[Your task]: Every entry is to be copied exactly as written, and the pictures are to be skipped.

[Recorded data]:
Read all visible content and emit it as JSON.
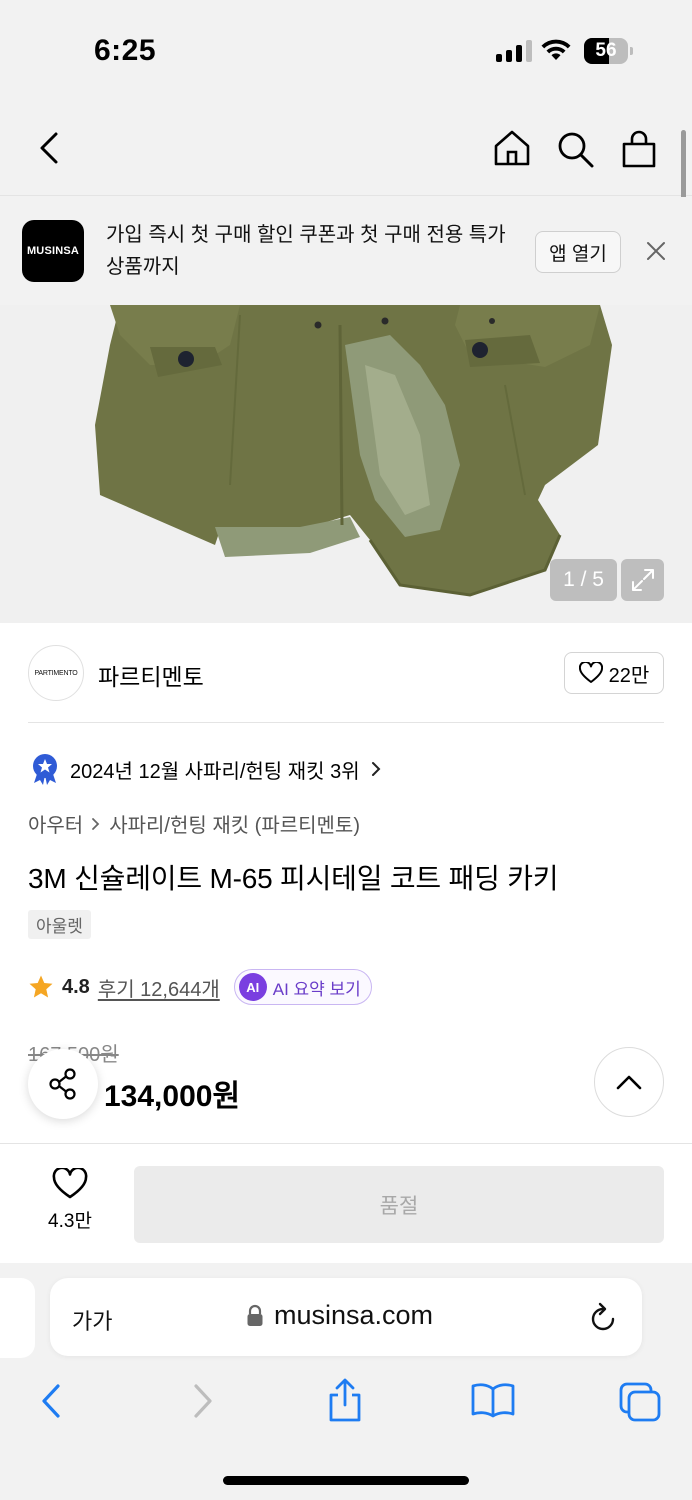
{
  "status_bar": {
    "time": "6:25",
    "battery": "56",
    "battery_level": 0.56
  },
  "banner": {
    "logo_text": "MUSINSA",
    "text": "가입 즉시 첫 구매 할인 쿠폰과 첫 구매 전용 특가 상품까지",
    "open_button": "앱 열기"
  },
  "gallery": {
    "counter": "1 / 5"
  },
  "brand": {
    "logo_text": "PARTIMENTO",
    "name": "파르티멘토",
    "likes": "22만"
  },
  "rank": {
    "text": "2024년 12월 사파리/헌팅 재킷 3위"
  },
  "breadcrumb": {
    "category": "아우터",
    "subcategory": "사파리/헌팅 재킷 (파르티멘토)"
  },
  "product": {
    "title": "3M 신슐레이트 M-65 피시테일 코트 패딩 카키",
    "tag": "아울렛",
    "rating": "4.8",
    "reviews": "후기 12,644개",
    "ai_label": "AI",
    "ai_button": "AI 요약 보기",
    "original_price": "167,500원",
    "sale_price": "134,000원"
  },
  "action_bar": {
    "wish_count": "4.3만",
    "buy_button": "품절"
  },
  "browser": {
    "aa": "가가",
    "url": "musinsa.com"
  },
  "colors": {
    "accent_purple": "#6a3dc9",
    "rank_badge": "#2f5bd6",
    "star": "#f5a623",
    "ios_blue": "#1e7cf2"
  }
}
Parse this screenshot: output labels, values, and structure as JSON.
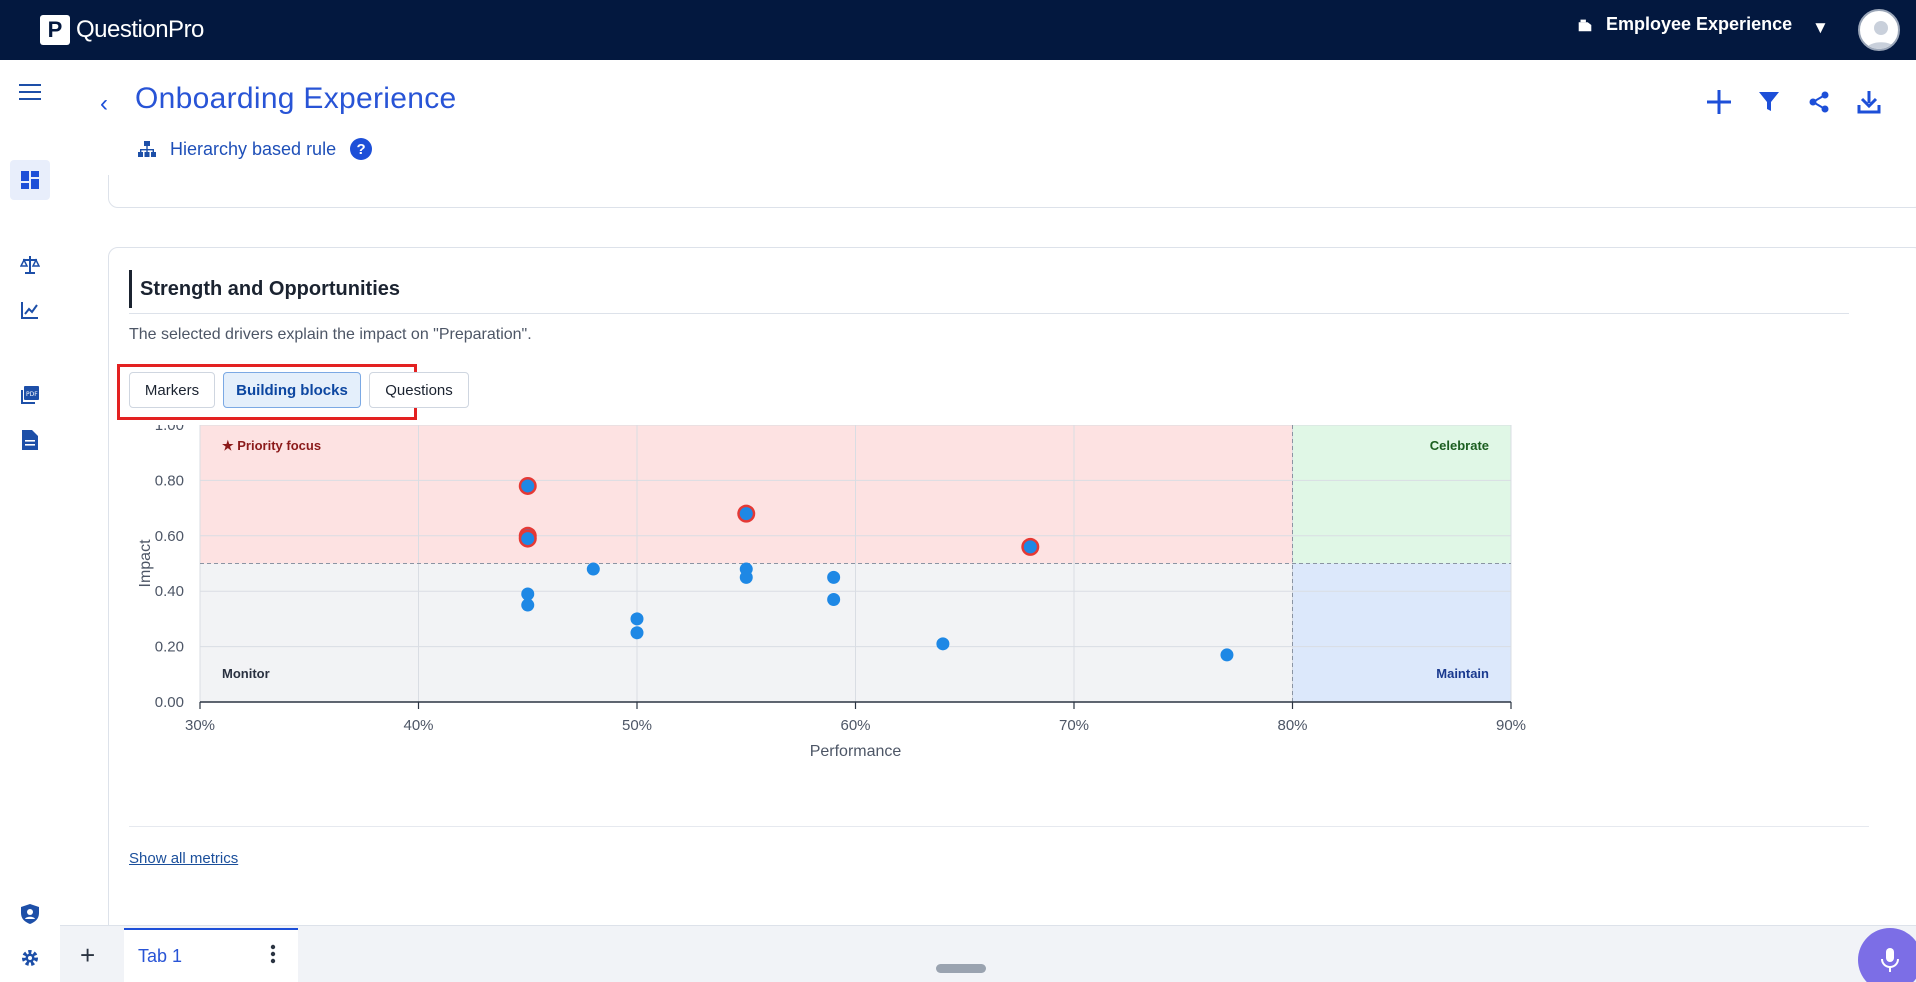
{
  "app": {
    "brand": "QuestionPro",
    "product": "Employee Experience"
  },
  "header": {
    "title": "Onboarding Experience",
    "rule_label": "Hierarchy based rule",
    "help_glyph": "?"
  },
  "rail": {
    "icons": [
      "menu-icon",
      "dashboard-icon",
      "balance-icon",
      "trend-icon",
      "pdf-icon",
      "document-icon",
      "user-shield-icon",
      "gear-icon"
    ]
  },
  "card": {
    "title": "Strength and Opportunities",
    "description": "The selected drivers explain the impact on \"Preparation\".",
    "segments": {
      "markers": "Markers",
      "building_blocks": "Building blocks",
      "questions": "Questions",
      "selected": "Building blocks"
    },
    "show_all": "Show all metrics"
  },
  "chart_data": {
    "type": "scatter",
    "xlabel": "Performance",
    "ylabel": "Impact",
    "xlim": [
      30,
      90
    ],
    "ylim": [
      0,
      1
    ],
    "x_ticks": [
      "30%",
      "40%",
      "50%",
      "60%",
      "70%",
      "80%",
      "90%"
    ],
    "y_ticks": [
      "0.00",
      "0.20",
      "0.40",
      "0.60",
      "0.80",
      "1.00"
    ],
    "x_threshold": 80,
    "y_threshold": 0.5,
    "quadrants": {
      "top_left": "★ Priority focus",
      "top_right": "Celebrate",
      "bottom_left": "Monitor",
      "bottom_right": "Maintain"
    },
    "colors": {
      "point": "#1e88e5",
      "highlight_ring": "#e53935",
      "priority_bg": "#fde2e2",
      "celebrate_bg": "#e0f7e6",
      "monitor_bg": "#f2f3f5",
      "maintain_bg": "#dce8fb",
      "priority_text": "#8b1a1a",
      "celebrate_text": "#1b5e20",
      "monitor_text": "#2a3140",
      "maintain_text": "#1a3a8f"
    },
    "points": [
      {
        "x": 45,
        "y": 0.78,
        "priority": true
      },
      {
        "x": 45,
        "y": 0.6,
        "priority": true
      },
      {
        "x": 45,
        "y": 0.59,
        "priority": true
      },
      {
        "x": 55,
        "y": 0.68,
        "priority": true
      },
      {
        "x": 68,
        "y": 0.56,
        "priority": true
      },
      {
        "x": 48,
        "y": 0.48,
        "priority": false
      },
      {
        "x": 55,
        "y": 0.48,
        "priority": false
      },
      {
        "x": 55,
        "y": 0.45,
        "priority": false
      },
      {
        "x": 59,
        "y": 0.45,
        "priority": false
      },
      {
        "x": 45,
        "y": 0.39,
        "priority": false
      },
      {
        "x": 45,
        "y": 0.35,
        "priority": false
      },
      {
        "x": 59,
        "y": 0.37,
        "priority": false
      },
      {
        "x": 50,
        "y": 0.3,
        "priority": false
      },
      {
        "x": 50,
        "y": 0.25,
        "priority": false
      },
      {
        "x": 64,
        "y": 0.21,
        "priority": false
      },
      {
        "x": 77,
        "y": 0.17,
        "priority": false
      }
    ]
  },
  "tabs": [
    {
      "label": "Tab 1"
    }
  ]
}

[Reply]:
Read all visible content and emit it as JSON.
{
  "status_bar": {
    "time": "6:25",
    "battery": "56",
    "battery_level": 0.56
  },
  "banner": {
    "logo_text": "MUSINSA",
    "text": "가입 즉시 첫 구매 할인 쿠폰과 첫 구매 전용 특가 상품까지",
    "open_button": "앱 열기"
  },
  "gallery": {
    "counter": "1 / 5"
  },
  "brand": {
    "logo_text": "PARTIMENTO",
    "name": "파르티멘토",
    "likes": "22만"
  },
  "rank": {
    "text": "2024년 12월 사파리/헌팅 재킷 3위"
  },
  "breadcrumb": {
    "category": "아우터",
    "subcategory": "사파리/헌팅 재킷 (파르티멘토)"
  },
  "product": {
    "title": "3M 신슐레이트 M-65 피시테일 코트 패딩 카키",
    "tag": "아울렛",
    "rating": "4.8",
    "reviews": "후기 12,644개",
    "ai_label": "AI",
    "ai_button": "AI 요약 보기",
    "original_price": "167,500원",
    "sale_price": "134,000원"
  },
  "action_bar": {
    "wish_count": "4.3만",
    "buy_button": "품절"
  },
  "browser": {
    "aa": "가가",
    "url": "musinsa.com"
  },
  "colors": {
    "accent_purple": "#6a3dc9",
    "rank_badge": "#2f5bd6",
    "star": "#f5a623",
    "ios_blue": "#1e7cf2"
  }
}
Parse this screenshot: output labels, values, and structure as JSON.
{
  "app": {
    "brand": "QuestionPro",
    "product": "Employee Experience"
  },
  "header": {
    "title": "Onboarding Experience",
    "rule_label": "Hierarchy based rule",
    "help_glyph": "?"
  },
  "rail": {
    "icons": [
      "menu-icon",
      "dashboard-icon",
      "balance-icon",
      "trend-icon",
      "pdf-icon",
      "document-icon",
      "user-shield-icon",
      "gear-icon"
    ]
  },
  "card": {
    "title": "Strength and Opportunities",
    "description": "The selected drivers explain the impact on \"Preparation\".",
    "segments": {
      "markers": "Markers",
      "building_blocks": "Building blocks",
      "questions": "Questions",
      "selected": "Building blocks"
    },
    "show_all": "Show all metrics"
  },
  "chart_data": {
    "type": "scatter",
    "xlabel": "Performance",
    "ylabel": "Impact",
    "xlim": [
      30,
      90
    ],
    "ylim": [
      0,
      1
    ],
    "x_ticks": [
      "30%",
      "40%",
      "50%",
      "60%",
      "70%",
      "80%",
      "90%"
    ],
    "y_ticks": [
      "0.00",
      "0.20",
      "0.40",
      "0.60",
      "0.80",
      "1.00"
    ],
    "x_threshold": 80,
    "y_threshold": 0.5,
    "quadrants": {
      "top_left": "★ Priority focus",
      "top_right": "Celebrate",
      "bottom_left": "Monitor",
      "bottom_right": "Maintain"
    },
    "colors": {
      "point": "#1e88e5",
      "highlight_ring": "#e53935",
      "priority_bg": "#fde2e2",
      "celebrate_bg": "#e0f7e6",
      "monitor_bg": "#f2f3f5",
      "maintain_bg": "#dce8fb",
      "priority_text": "#8b1a1a",
      "celebrate_text": "#1b5e20",
      "monitor_text": "#2a3140",
      "maintain_text": "#1a3a8f"
    },
    "points": [
      {
        "x": 45,
        "y": 0.78,
        "priority": true
      },
      {
        "x": 45,
        "y": 0.6,
        "priority": true
      },
      {
        "x": 45,
        "y": 0.59,
        "priority": true
      },
      {
        "x": 55,
        "y": 0.68,
        "priority": true
      },
      {
        "x": 68,
        "y": 0.56,
        "priority": true
      },
      {
        "x": 48,
        "y": 0.48,
        "priority": false
      },
      {
        "x": 55,
        "y": 0.48,
        "priority": false
      },
      {
        "x": 55,
        "y": 0.45,
        "priority": false
      },
      {
        "x": 59,
        "y": 0.45,
        "priority": false
      },
      {
        "x": 45,
        "y": 0.39,
        "priority": false
      },
      {
        "x": 45,
        "y": 0.35,
        "priority": false
      },
      {
        "x": 59,
        "y": 0.37,
        "priority": false
      },
      {
        "x": 50,
        "y": 0.3,
        "priority": false
      },
      {
        "x": 50,
        "y": 0.25,
        "priority": false
      },
      {
        "x": 64,
        "y": 0.21,
        "priority": false
      },
      {
        "x": 77,
        "y": 0.17,
        "priority": false
      }
    ]
  },
  "tabs": [
    {
      "label": "Tab 1"
    }
  ]
}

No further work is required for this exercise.